100/200 of the 1980s grew out of a meeting of bicycle shop employees in the Burlington, Vermont area. These meetings, held approximately monthly, were dubbed the "Every-Other-Fortnightly Bicycle Mechanics' Conclaves" and were an effort designed to counter the natural sense of competition often experienced by people working for different stores in the same market. It had occured to some of us that we had a lot more in common than differences and that more was to be gained through camaraderie than badmouthing each other to customers. These conclaves, held in local taverns and greased by the brews of the day, gave rise to a number of events, including the 100/200; its antithesis, the Decadent Decade (10 miles on 3-speeds); the infamous Huffy Throw; and the Bolt-On Mountain Bike Race, Vermont's first NORBA-sanctioned off-road race.
It was at one of the Conclaves in the winter of 1983-84 where the 100/200 was envisioned as a one-day, 200+ mile
ride from the Canadian border to the Massachusetts state line, primarily on
VT 100. Jeanne Barner organized support vehicles and supplies and I did the promotion,

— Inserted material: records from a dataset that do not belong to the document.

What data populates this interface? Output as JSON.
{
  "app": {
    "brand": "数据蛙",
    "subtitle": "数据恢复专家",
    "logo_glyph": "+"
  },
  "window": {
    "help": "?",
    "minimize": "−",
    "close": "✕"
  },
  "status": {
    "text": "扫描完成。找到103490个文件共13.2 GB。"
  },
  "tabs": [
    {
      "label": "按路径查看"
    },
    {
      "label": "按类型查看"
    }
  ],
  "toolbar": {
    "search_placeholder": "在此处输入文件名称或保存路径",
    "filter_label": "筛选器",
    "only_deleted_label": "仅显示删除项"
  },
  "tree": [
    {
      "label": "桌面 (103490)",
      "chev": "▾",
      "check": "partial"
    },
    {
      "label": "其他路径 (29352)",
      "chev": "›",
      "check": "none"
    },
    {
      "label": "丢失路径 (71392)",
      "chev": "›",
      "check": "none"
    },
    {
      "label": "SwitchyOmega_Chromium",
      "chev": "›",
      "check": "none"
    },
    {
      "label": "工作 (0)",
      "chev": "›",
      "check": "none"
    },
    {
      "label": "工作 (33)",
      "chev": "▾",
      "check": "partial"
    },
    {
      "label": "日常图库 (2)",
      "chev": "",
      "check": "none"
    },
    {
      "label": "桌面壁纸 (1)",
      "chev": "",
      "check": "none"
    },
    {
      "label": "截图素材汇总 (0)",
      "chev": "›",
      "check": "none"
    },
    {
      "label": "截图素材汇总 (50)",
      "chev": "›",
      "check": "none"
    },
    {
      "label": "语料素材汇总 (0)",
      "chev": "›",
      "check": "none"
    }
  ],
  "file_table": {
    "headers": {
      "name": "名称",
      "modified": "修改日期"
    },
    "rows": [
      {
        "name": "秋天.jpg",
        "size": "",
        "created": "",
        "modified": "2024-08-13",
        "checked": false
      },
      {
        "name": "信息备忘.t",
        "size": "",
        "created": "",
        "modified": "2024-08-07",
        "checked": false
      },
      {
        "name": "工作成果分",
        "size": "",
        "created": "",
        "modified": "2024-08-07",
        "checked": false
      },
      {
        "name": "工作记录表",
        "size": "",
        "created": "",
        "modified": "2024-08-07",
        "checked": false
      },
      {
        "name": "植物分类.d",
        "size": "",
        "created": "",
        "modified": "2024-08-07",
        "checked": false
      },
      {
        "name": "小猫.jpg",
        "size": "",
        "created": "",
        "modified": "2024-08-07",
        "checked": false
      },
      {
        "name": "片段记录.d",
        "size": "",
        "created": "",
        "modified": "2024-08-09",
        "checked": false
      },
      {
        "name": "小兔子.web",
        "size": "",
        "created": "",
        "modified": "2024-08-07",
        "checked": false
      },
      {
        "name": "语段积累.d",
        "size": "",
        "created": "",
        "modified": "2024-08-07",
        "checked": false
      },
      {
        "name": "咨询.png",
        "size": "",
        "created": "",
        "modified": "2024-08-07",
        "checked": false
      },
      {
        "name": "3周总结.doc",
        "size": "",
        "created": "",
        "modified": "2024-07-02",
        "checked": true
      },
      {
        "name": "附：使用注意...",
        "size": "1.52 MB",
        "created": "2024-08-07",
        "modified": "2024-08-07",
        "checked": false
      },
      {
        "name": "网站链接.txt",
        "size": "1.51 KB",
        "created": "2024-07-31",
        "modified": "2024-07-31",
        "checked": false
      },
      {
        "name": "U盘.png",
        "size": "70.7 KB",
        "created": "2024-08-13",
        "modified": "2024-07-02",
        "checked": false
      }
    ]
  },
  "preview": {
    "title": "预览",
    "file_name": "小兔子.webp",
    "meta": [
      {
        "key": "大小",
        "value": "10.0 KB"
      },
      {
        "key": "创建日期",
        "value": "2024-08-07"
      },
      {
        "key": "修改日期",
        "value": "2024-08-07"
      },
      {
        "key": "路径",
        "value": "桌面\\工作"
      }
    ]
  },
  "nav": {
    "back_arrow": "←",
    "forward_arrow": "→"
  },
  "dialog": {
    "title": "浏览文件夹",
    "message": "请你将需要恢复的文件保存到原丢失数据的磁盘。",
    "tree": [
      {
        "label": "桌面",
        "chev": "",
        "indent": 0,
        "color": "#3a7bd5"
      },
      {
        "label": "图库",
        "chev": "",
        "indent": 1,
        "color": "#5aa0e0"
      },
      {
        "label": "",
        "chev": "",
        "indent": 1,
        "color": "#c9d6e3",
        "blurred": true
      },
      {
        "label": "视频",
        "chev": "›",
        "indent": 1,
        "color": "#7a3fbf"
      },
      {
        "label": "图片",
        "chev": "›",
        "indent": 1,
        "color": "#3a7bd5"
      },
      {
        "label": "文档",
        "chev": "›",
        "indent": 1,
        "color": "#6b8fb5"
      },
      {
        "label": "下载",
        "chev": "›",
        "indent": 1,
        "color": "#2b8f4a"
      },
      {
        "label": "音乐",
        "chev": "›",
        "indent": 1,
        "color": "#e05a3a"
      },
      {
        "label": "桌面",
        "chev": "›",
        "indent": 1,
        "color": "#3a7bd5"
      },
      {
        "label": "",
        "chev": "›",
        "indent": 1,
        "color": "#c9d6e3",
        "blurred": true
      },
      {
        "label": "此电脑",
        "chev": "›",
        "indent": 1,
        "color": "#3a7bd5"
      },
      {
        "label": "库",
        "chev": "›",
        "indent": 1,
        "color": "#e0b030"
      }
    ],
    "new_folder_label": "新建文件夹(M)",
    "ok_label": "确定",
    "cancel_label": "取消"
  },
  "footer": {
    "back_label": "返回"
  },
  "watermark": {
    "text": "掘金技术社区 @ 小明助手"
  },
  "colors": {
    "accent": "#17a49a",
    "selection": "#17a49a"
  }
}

organized planning meetings and actually rode the ride. Jeanne drove the sag vehicls and held everything together, a role for which all of us were
grateful. Five or six riders rode the first year, and the field
eventually grew over the yearsto as many as 35 riders. We purposely never kept close track
of finish times, as just completing the ride was always our primary goal.
An article from Bicycling Magazine from early 1990 lists the 100/200 as one of "The
10 Toughest One-Day Rides in North America." At the time the ride was initiated
we thought that it was an original idea, but the story about the US
Nordic Team doing the ride in the '70s was a topic of discussion on the second
or third ride and has since been confirmed by skiers from that era, though their
route may have been down the western side of the state.
We did the ride annually for six years, consistently advertising
it as an "opportunity for a bunch of over-the-hill cyclists to prove just
how out of shape they are"--and that was 30 years ago! Where does that
leave us now? The ride series ended in 1990, when the nasty weather (windy with heavy rains in the forecast) caused us to cancel the ride, though some intrepid souls rode at least part of it, in spite of the bad weather. We realized that it was really tough to pull out of an organized event at the last minute, even though we always said that we would cancel if the weather was bad. This is the biggest reason why we vow that we're going to at least start the ride this year, no matter what the weather may be.
Certainly, many others have done their own versions of the 100/200, as it's such
a natural idea for an epic ride. We even have a pair of bikes and some photos from a couple who rode it in the early 1940s, when the roads were still dirt (though they didn't try to do it in a day). In later versions of our event, we sometimes
changed the route to add some variety. We know that a group of Vermont Bicycle Touring tour leaders borrowed the VBT van and rode it a couple of times in the 1990s. However, we've heard of no other organized versions of the ride that were open to more than small circles of friends, so we'll continue to lay claim to this classic bicycle ride.
If a fully-supported, multi-day version of the ride is more your cup of tea, POMG Bicycle Tours sometimes hosts weekend, 2-day versions of the ride.